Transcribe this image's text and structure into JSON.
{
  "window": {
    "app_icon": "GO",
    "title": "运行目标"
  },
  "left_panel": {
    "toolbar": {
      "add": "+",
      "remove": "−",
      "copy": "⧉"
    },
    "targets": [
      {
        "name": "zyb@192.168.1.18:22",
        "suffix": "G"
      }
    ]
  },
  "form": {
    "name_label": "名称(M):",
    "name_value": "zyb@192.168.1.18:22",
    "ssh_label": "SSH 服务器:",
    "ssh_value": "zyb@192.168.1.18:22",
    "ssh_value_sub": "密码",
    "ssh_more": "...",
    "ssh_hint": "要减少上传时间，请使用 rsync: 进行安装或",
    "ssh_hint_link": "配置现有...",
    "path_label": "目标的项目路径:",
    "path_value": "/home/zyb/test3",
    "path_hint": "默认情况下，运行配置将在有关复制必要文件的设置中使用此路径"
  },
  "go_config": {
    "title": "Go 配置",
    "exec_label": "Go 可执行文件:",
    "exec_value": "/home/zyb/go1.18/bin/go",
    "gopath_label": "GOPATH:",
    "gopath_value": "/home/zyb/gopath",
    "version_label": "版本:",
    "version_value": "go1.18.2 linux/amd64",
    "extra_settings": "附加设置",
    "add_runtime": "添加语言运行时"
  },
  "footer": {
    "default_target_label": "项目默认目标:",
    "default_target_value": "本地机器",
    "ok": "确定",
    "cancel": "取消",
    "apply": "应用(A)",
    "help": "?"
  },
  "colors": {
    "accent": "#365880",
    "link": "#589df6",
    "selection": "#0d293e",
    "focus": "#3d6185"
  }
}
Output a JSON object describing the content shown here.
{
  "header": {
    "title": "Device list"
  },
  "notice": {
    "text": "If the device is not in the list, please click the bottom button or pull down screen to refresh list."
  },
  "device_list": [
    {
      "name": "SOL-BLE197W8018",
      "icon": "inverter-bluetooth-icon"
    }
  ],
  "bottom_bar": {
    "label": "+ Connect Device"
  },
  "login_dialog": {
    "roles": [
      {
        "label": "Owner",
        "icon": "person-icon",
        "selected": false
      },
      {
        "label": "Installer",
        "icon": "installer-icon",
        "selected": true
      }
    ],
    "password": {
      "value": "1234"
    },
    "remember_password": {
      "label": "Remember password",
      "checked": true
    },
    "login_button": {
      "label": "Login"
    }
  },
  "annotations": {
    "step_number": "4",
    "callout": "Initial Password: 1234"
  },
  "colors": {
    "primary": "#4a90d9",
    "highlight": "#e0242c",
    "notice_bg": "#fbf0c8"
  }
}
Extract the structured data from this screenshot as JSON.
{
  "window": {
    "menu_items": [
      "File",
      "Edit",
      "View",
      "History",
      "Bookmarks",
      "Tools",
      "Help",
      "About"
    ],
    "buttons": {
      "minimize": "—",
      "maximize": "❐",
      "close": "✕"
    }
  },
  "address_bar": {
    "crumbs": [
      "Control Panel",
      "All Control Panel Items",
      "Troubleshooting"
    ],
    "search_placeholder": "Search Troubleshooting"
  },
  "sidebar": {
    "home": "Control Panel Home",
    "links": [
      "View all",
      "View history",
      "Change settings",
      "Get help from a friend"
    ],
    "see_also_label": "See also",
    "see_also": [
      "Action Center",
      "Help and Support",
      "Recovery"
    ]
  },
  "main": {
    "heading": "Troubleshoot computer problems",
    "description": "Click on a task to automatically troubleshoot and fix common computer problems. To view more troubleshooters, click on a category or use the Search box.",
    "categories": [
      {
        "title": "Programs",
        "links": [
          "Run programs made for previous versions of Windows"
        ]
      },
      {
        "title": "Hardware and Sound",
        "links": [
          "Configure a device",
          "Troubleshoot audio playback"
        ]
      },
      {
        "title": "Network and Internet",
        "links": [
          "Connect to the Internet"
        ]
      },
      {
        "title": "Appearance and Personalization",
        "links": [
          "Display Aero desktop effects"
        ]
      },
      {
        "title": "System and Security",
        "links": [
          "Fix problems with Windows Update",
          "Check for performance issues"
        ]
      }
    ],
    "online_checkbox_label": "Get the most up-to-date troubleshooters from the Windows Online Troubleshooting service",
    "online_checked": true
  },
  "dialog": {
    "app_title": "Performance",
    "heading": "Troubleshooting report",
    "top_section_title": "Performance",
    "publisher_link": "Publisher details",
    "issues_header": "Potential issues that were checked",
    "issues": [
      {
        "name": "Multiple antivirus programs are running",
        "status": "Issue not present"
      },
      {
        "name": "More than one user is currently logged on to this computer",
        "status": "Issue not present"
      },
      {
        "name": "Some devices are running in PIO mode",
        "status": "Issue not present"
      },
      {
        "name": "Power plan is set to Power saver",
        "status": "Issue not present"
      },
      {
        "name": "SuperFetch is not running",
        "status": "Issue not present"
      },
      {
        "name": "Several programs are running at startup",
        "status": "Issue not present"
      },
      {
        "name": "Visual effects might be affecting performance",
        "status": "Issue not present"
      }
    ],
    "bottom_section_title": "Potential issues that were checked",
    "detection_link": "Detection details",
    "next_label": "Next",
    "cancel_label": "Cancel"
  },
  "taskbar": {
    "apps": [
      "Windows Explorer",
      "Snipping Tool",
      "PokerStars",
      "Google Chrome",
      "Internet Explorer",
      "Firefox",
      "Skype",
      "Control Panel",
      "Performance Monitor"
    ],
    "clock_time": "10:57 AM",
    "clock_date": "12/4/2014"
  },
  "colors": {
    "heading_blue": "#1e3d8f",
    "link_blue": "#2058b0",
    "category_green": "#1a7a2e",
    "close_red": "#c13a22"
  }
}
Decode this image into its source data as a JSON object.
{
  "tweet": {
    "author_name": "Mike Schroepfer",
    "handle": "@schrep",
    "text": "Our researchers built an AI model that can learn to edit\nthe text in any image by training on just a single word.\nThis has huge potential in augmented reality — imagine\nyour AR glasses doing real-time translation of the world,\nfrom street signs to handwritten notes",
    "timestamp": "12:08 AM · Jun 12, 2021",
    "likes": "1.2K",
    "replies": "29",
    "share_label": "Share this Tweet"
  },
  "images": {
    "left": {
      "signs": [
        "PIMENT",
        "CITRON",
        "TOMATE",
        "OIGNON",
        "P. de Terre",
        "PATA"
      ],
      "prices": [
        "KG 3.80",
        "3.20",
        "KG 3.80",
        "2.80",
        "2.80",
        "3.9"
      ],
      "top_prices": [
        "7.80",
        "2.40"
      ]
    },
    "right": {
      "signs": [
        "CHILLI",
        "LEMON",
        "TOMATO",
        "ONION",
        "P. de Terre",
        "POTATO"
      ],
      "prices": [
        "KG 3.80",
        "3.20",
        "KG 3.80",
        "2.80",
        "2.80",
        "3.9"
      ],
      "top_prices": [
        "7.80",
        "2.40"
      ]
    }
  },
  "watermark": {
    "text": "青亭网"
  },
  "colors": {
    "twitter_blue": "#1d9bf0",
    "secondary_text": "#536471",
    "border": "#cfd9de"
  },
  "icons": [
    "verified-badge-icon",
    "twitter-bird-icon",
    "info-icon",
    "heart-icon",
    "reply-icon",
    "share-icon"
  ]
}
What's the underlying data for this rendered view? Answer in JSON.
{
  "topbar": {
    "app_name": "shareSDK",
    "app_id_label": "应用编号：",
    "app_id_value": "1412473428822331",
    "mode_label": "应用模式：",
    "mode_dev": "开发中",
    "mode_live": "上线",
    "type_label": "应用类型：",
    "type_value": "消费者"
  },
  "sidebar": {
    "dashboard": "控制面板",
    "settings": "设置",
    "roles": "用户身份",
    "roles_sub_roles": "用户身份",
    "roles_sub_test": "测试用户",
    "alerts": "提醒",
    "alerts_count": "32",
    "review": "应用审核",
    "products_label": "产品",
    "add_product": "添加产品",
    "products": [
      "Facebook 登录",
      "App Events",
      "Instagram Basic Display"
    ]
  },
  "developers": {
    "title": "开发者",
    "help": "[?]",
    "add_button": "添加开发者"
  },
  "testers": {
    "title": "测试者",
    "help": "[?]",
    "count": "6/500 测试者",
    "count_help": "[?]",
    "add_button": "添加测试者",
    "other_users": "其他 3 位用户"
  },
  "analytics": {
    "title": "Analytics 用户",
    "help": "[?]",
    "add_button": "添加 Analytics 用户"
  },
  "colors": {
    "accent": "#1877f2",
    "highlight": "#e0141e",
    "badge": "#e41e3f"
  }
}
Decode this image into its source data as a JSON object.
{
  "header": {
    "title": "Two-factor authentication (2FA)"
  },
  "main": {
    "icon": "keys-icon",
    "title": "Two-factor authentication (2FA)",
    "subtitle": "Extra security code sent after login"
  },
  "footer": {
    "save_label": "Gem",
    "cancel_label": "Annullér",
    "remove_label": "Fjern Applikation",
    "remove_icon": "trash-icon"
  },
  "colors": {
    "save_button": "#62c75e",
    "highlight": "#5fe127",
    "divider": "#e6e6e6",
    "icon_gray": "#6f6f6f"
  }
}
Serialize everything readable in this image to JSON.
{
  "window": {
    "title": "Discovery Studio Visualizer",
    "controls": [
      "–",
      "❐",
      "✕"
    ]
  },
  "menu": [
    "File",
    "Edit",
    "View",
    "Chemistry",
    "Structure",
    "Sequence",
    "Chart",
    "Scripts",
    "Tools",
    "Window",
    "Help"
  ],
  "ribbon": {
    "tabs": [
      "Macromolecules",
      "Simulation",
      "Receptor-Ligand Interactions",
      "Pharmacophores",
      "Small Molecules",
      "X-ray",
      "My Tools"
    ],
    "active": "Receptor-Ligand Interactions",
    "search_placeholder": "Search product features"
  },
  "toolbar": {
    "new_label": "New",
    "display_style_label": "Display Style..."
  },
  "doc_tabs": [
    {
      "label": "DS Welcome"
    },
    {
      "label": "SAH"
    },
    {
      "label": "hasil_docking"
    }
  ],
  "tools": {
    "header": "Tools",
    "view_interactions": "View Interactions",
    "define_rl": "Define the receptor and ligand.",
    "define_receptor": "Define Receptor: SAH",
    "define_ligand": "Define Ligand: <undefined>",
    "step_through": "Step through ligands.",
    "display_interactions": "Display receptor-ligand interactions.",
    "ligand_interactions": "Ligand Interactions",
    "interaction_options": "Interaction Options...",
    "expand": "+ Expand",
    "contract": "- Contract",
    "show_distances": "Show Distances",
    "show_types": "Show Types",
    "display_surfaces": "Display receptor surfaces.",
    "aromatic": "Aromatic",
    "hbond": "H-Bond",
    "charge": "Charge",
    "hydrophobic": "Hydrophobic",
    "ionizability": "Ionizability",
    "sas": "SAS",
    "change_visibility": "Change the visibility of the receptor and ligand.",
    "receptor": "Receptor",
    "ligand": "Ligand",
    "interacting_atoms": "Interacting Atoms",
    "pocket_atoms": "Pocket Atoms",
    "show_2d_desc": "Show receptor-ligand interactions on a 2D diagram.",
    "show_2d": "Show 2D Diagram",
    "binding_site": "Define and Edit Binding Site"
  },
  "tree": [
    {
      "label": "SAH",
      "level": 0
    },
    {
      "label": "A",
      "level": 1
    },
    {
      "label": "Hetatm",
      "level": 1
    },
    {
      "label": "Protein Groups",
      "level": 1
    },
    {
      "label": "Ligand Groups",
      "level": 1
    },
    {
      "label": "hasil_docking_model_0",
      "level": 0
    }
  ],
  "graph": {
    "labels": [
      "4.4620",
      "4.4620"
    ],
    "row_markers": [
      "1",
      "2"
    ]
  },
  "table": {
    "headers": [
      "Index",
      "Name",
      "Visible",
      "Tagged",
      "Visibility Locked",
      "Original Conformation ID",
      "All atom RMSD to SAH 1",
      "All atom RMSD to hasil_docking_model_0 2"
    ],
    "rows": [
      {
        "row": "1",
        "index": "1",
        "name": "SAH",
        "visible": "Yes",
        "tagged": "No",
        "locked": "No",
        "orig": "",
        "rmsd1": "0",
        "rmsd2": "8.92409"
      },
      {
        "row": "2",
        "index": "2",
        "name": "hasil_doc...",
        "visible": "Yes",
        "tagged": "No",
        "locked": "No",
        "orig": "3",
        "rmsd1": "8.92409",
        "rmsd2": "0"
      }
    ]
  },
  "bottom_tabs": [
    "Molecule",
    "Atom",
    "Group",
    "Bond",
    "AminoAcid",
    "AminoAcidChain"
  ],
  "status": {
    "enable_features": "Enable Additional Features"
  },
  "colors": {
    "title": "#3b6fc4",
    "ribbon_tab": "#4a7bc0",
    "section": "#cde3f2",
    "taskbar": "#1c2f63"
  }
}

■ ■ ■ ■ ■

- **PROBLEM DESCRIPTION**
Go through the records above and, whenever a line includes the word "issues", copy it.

- **ANSWER BOX**
          "Check for performance issues"
    "issues_header": "Potential issues that were checked",
    "issues": [
    "bottom_section_title": "Potential issues that were checked",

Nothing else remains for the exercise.